Fiat and Renault went through dramatic changes at the top last year after former Fiat chief, Sergio Marchionne, died and Carlos Ghosn, who was chairman of the Franco-Japanese alliance, was arrested in Tokyo on charges of financial crimes.
Ghosn’s removal from the helm of the Franco-Japanese partnership brought simmering tensions to the surface, with Nissan so far rejecting a French push for a merger. Fiat has conditioned its own merger talks with Renault to the French carmaker agreeing not to pursue a transaction with Nissan in the short term, the people said. Should Renault’s deal with Fiat go through, Nissan will find itself chained to the new entity through deeply integrated operations and cross-shareholdings with the French manufacturer.
Together, Fiat and Renault made about 8.7 million cars last year, which would vault the pair past South Korea’s Hyundai Motor Group and Detroit’s General Motors Co. That’s still behind the world’s two biggest automakers, Volkswagen AG and Toyota Motor Corp., who both topped 10 million vehicles last year. But if combined with output of Renault’s existing alliance with Nissan and Mitsubishi, the total would be more than 15 million vehicles a year.
Fiat and Renault would have a “broad and complementary brand portfolio” covering markets from luxury to mainstream, the Italian company said in its statement. Premium brands Jeep, Maserati, Alfa Romeo and Infiniti would come under a common umbrella.

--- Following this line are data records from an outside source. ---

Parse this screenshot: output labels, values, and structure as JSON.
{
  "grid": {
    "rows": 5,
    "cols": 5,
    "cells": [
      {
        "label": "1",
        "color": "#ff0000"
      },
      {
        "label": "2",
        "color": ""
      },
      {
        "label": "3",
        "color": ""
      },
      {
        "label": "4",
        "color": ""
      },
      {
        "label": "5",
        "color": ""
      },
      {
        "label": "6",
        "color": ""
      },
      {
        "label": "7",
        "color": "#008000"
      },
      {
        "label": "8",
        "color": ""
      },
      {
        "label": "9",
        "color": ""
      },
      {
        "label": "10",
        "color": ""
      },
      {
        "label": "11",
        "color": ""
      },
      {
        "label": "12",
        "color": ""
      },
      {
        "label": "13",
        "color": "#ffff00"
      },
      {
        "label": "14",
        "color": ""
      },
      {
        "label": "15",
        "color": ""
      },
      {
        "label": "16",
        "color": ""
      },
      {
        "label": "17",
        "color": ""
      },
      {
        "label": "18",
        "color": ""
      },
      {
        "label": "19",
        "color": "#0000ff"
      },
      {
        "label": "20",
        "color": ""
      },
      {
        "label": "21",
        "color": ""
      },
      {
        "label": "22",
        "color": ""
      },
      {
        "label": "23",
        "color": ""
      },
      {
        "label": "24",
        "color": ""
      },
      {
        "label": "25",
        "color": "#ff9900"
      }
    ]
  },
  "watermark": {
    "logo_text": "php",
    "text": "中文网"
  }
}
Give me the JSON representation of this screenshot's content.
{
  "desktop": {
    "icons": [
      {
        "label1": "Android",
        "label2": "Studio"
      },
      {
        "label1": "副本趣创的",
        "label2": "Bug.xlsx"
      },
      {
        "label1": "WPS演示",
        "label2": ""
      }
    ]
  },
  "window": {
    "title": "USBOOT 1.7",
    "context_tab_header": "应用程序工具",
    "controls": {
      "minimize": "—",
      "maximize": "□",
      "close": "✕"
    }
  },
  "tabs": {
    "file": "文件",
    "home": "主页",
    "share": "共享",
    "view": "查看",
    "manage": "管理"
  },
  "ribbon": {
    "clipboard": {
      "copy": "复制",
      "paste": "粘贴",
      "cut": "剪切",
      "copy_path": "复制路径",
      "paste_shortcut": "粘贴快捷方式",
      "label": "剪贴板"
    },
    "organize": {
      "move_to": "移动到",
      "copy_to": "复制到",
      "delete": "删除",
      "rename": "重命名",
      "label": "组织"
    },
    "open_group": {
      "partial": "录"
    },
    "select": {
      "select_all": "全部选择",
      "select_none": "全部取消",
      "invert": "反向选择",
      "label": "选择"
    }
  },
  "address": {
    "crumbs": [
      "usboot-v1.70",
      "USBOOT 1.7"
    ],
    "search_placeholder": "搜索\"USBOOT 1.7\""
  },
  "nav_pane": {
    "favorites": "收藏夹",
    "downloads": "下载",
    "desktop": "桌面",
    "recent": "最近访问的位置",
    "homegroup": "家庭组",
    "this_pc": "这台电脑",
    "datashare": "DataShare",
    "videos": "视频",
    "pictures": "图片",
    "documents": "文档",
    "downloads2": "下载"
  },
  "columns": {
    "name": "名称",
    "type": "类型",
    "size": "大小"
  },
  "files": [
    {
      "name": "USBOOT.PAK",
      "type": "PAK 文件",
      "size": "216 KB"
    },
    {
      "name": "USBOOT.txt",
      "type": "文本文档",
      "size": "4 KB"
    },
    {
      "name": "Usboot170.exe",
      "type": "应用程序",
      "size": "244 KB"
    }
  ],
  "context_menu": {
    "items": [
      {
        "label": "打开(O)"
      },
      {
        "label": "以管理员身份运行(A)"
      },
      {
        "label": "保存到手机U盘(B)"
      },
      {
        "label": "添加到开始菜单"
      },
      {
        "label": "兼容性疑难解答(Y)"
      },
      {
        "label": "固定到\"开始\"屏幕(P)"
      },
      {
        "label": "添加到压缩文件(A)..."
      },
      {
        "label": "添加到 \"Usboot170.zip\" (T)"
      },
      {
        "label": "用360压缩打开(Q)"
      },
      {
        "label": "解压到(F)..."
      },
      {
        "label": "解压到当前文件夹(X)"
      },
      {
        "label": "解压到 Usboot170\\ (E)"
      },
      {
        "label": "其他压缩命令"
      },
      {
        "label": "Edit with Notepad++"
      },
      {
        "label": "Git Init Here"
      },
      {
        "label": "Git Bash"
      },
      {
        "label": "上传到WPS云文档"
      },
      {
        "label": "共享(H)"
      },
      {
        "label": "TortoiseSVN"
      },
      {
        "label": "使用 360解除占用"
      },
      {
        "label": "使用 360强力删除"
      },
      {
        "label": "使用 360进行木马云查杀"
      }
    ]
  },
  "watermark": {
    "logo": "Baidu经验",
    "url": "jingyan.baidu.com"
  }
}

Fiat would give Renault access to the North American market, while gaining clout in Russia, the French carmaker’s second-biggest market with its Avtovaz unit. Both companies reported lower deliveries in the first quarter.

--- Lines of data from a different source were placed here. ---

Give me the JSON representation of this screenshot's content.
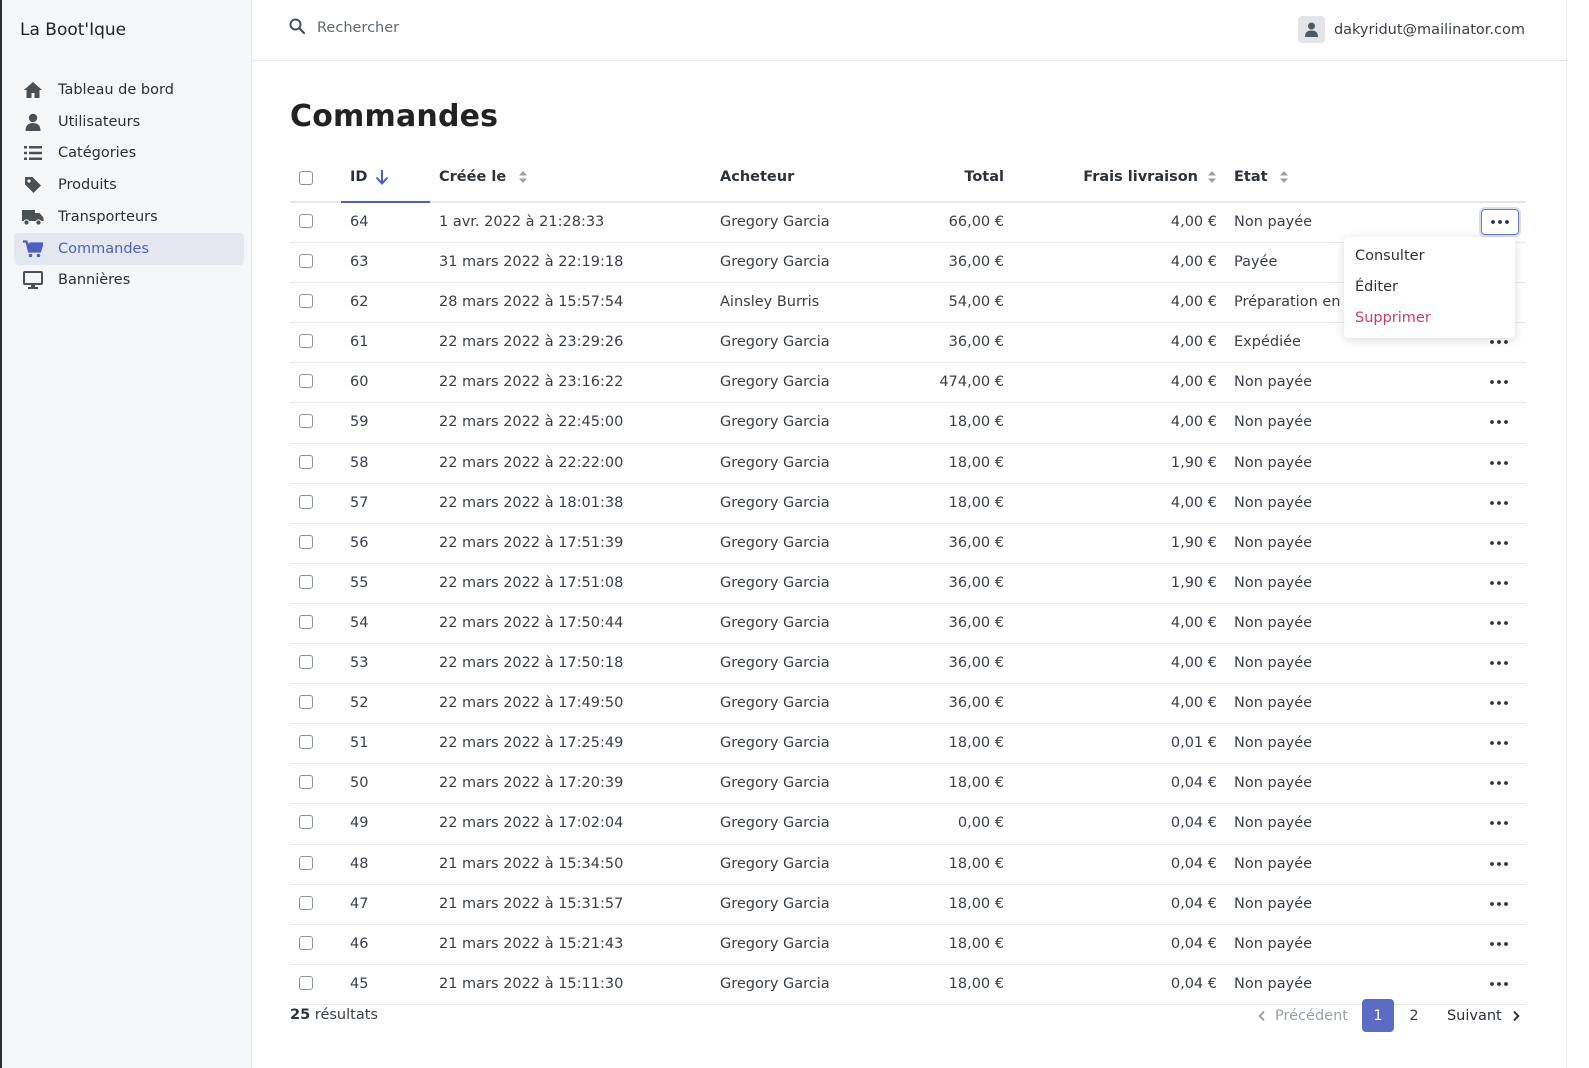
{
  "brand": "La Boot'Ique",
  "sidebar": {
    "items": [
      {
        "label": "Tableau de bord",
        "icon": "home-icon"
      },
      {
        "label": "Utilisateurs",
        "icon": "user-icon"
      },
      {
        "label": "Catégories",
        "icon": "list-icon"
      },
      {
        "label": "Produits",
        "icon": "tag-icon"
      },
      {
        "label": "Transporteurs",
        "icon": "truck-icon"
      },
      {
        "label": "Commandes",
        "icon": "cart-icon",
        "active": true
      },
      {
        "label": "Bannières",
        "icon": "monitor-icon"
      }
    ]
  },
  "search": {
    "placeholder": "Rechercher"
  },
  "user": {
    "email": "dakyridut@mailinator.com"
  },
  "page": {
    "title": "Commandes"
  },
  "table": {
    "headers": {
      "id": "ID",
      "created": "Créée le",
      "buyer": "Acheteur",
      "total": "Total",
      "shipping": "Frais livraison",
      "state": "Etat"
    },
    "rows": [
      {
        "id": "64",
        "created": "1 avr. 2022 à 21:28:33",
        "buyer": "Gregory Garcia",
        "total": "66,00 €",
        "shipping": "4,00 €",
        "state": "Non payée"
      },
      {
        "id": "63",
        "created": "31 mars 2022 à 22:19:18",
        "buyer": "Gregory Garcia",
        "total": "36,00 €",
        "shipping": "4,00 €",
        "state": "Payée"
      },
      {
        "id": "62",
        "created": "28 mars 2022 à 15:57:54",
        "buyer": "Ainsley Burris",
        "total": "54,00 €",
        "shipping": "4,00 €",
        "state": "Préparation en c"
      },
      {
        "id": "61",
        "created": "22 mars 2022 à 23:29:26",
        "buyer": "Gregory Garcia",
        "total": "36,00 €",
        "shipping": "4,00 €",
        "state": "Expédiée"
      },
      {
        "id": "60",
        "created": "22 mars 2022 à 23:16:22",
        "buyer": "Gregory Garcia",
        "total": "474,00 €",
        "shipping": "4,00 €",
        "state": "Non payée"
      },
      {
        "id": "59",
        "created": "22 mars 2022 à 22:45:00",
        "buyer": "Gregory Garcia",
        "total": "18,00 €",
        "shipping": "4,00 €",
        "state": "Non payée"
      },
      {
        "id": "58",
        "created": "22 mars 2022 à 22:22:00",
        "buyer": "Gregory Garcia",
        "total": "18,00 €",
        "shipping": "1,90 €",
        "state": "Non payée"
      },
      {
        "id": "57",
        "created": "22 mars 2022 à 18:01:38",
        "buyer": "Gregory Garcia",
        "total": "18,00 €",
        "shipping": "4,00 €",
        "state": "Non payée"
      },
      {
        "id": "56",
        "created": "22 mars 2022 à 17:51:39",
        "buyer": "Gregory Garcia",
        "total": "36,00 €",
        "shipping": "1,90 €",
        "state": "Non payée"
      },
      {
        "id": "55",
        "created": "22 mars 2022 à 17:51:08",
        "buyer": "Gregory Garcia",
        "total": "36,00 €",
        "shipping": "1,90 €",
        "state": "Non payée"
      },
      {
        "id": "54",
        "created": "22 mars 2022 à 17:50:44",
        "buyer": "Gregory Garcia",
        "total": "36,00 €",
        "shipping": "4,00 €",
        "state": "Non payée"
      },
      {
        "id": "53",
        "created": "22 mars 2022 à 17:50:18",
        "buyer": "Gregory Garcia",
        "total": "36,00 €",
        "shipping": "4,00 €",
        "state": "Non payée"
      },
      {
        "id": "52",
        "created": "22 mars 2022 à 17:49:50",
        "buyer": "Gregory Garcia",
        "total": "36,00 €",
        "shipping": "4,00 €",
        "state": "Non payée"
      },
      {
        "id": "51",
        "created": "22 mars 2022 à 17:25:49",
        "buyer": "Gregory Garcia",
        "total": "18,00 €",
        "shipping": "0,01 €",
        "state": "Non payée"
      },
      {
        "id": "50",
        "created": "22 mars 2022 à 17:20:39",
        "buyer": "Gregory Garcia",
        "total": "18,00 €",
        "shipping": "0,04 €",
        "state": "Non payée"
      },
      {
        "id": "49",
        "created": "22 mars 2022 à 17:02:04",
        "buyer": "Gregory Garcia",
        "total": "0,00 €",
        "shipping": "0,04 €",
        "state": "Non payée"
      },
      {
        "id": "48",
        "created": "21 mars 2022 à 15:34:50",
        "buyer": "Gregory Garcia",
        "total": "18,00 €",
        "shipping": "0,04 €",
        "state": "Non payée"
      },
      {
        "id": "47",
        "created": "21 mars 2022 à 15:31:57",
        "buyer": "Gregory Garcia",
        "total": "18,00 €",
        "shipping": "0,04 €",
        "state": "Non payée"
      },
      {
        "id": "46",
        "created": "21 mars 2022 à 15:21:43",
        "buyer": "Gregory Garcia",
        "total": "18,00 €",
        "shipping": "0,04 €",
        "state": "Non payée"
      },
      {
        "id": "45",
        "created": "21 mars 2022 à 15:11:30",
        "buyer": "Gregory Garcia",
        "total": "18,00 €",
        "shipping": "0,04 €",
        "state": "Non payée"
      }
    ]
  },
  "row_menu": {
    "consult": "Consulter",
    "edit": "Éditer",
    "delete": "Supprimer"
  },
  "footer": {
    "results_count": "25",
    "results_label": "résultats",
    "prev_label": "Précédent",
    "next_label": "Suivant",
    "pages": [
      "1",
      "2"
    ],
    "current_page": "1"
  },
  "colors": {
    "accent": "#5b6bc6",
    "danger": "#d33a5e",
    "sidebar_bg": "#f5f6f8"
  }
}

As part of the proposed deal, Fiat said it plans to spin off its robotics arm Comau through a distribution of shares. The company had considered options for the unit late last year, including a potential sale at a value of 1.5 billion euros to 2 billion euros, people familiar with the matter said at the time.

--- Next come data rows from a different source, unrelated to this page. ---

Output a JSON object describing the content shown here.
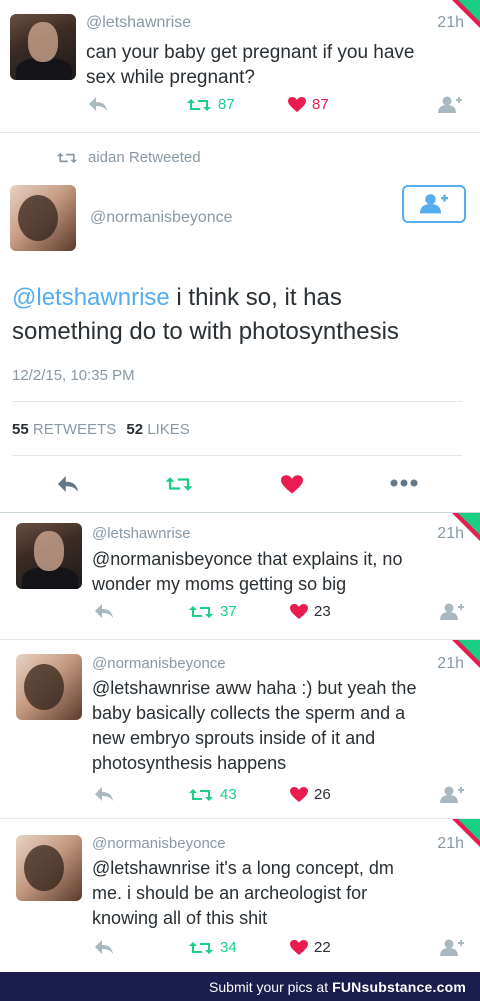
{
  "tweets": [
    {
      "handle": "@letshawnrise",
      "time": "21h",
      "line1": "can your baby get pregnant if you have",
      "line2": "sex while pregnant?",
      "retweets": "87",
      "likes": "87"
    },
    {
      "handle": "@letshawnrise",
      "time": "21h",
      "mention": "@normanisbeyonce",
      "line1": " that explains it, no",
      "line2": "wonder my moms getting so big",
      "retweets": "37",
      "likes": "23"
    },
    {
      "handle": "@normanisbeyonce",
      "time": "21h",
      "mention": "@letshawnrise",
      "line1": " aww haha :) but yeah the",
      "line2": "baby basically collects the sperm and a",
      "line3": "new embryo sprouts inside of it and",
      "line4": "photosynthesis happens",
      "retweets": "43",
      "likes": "26"
    },
    {
      "handle": "@normanisbeyonce",
      "time": "21h",
      "mention": "@letshawnrise",
      "line1": " it's a long concept, dm",
      "line2": "me. i should be an archeologist for",
      "line3": "knowing all of this shit",
      "retweets": "34",
      "likes": "22"
    }
  ],
  "retweet_header": "aidan Retweeted",
  "focused": {
    "handle": "@normanisbeyonce",
    "mention": "@letshawnrise",
    "line1": " i think so, it has",
    "line2": "something do to with photosynthesis",
    "timestamp": "12/2/15, 10:35 PM",
    "retweet_count": "55",
    "retweet_label": "RETWEETS",
    "like_count": "52",
    "like_label": "LIKES"
  },
  "footer": {
    "text": "Submit your pics at",
    "brand": "FUNsubstance.com"
  },
  "colors": {
    "accent": "#55acee",
    "retweet": "#19cf86",
    "like": "#e81c4f",
    "muted": "#8899a6",
    "footer_bg": "#1a1d4d"
  },
  "icons": [
    "reply-icon",
    "retweet-icon",
    "heart-icon",
    "follow-icon",
    "more-icon"
  ]
}
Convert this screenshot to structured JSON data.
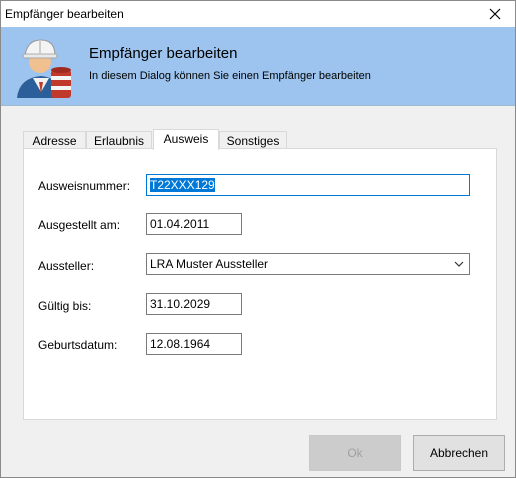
{
  "window": {
    "title": "Empfänger bearbeiten",
    "close_icon": "close-icon"
  },
  "header": {
    "title": "Empfänger bearbeiten",
    "subtitle": "In diesem Dialog können Sie einen Empfänger bearbeiten",
    "background_color": "#9cc4ef",
    "icon": "worker-hardhat-icon"
  },
  "tabs": [
    {
      "label": "Adresse",
      "active": false
    },
    {
      "label": "Erlaubnis",
      "active": false
    },
    {
      "label": "Ausweis",
      "active": true
    },
    {
      "label": "Sonstiges",
      "active": false
    }
  ],
  "form": {
    "ausweisnummer": {
      "label": "Ausweisnummer:",
      "value": "T22XXX129"
    },
    "ausgestellt": {
      "label": "Ausgestellt am:",
      "value": "01.04.2011"
    },
    "aussteller": {
      "label": "Aussteller:",
      "value": "LRA Muster Aussteller"
    },
    "gueltig": {
      "label": "Gültig bis:",
      "value": "31.10.2029"
    },
    "geburtsdatum": {
      "label": "Geburtsdatum:",
      "value": "12.08.1964"
    }
  },
  "buttons": {
    "ok": "Ok",
    "cancel": "Abbrechen"
  },
  "colors": {
    "accent": "#0078d7"
  }
}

The proposed deal between Fiat and Renault comes against a backdrop of an industry undergoing one of the biggest tectonic shifts in its history. Carmakers are being pushed by regulators to develop electric vehicles to lower emissions. They’ve also been forced to spend on self-driving technology or risk getting left behind by deep-pocketed competitors like Alphabet Inc.’s Waymo.
Merging companies with production facilities in North America, Europe and Japan won’t be an easy task and deal history in the car industry is marked by some spectacular failures. Daimler AG a decade ago unwound a merger with Chrysler after failing to overcome cultural differences between the German luxury-car maker and U.S. producer of mid-range cars. Volkswagen’s planned alliance with Suzuki Motor Corp. ended in a London arbitration court before any joint vehicle came off the production line.
--With assistance from Elisabeth Behrmann and Carol Matlack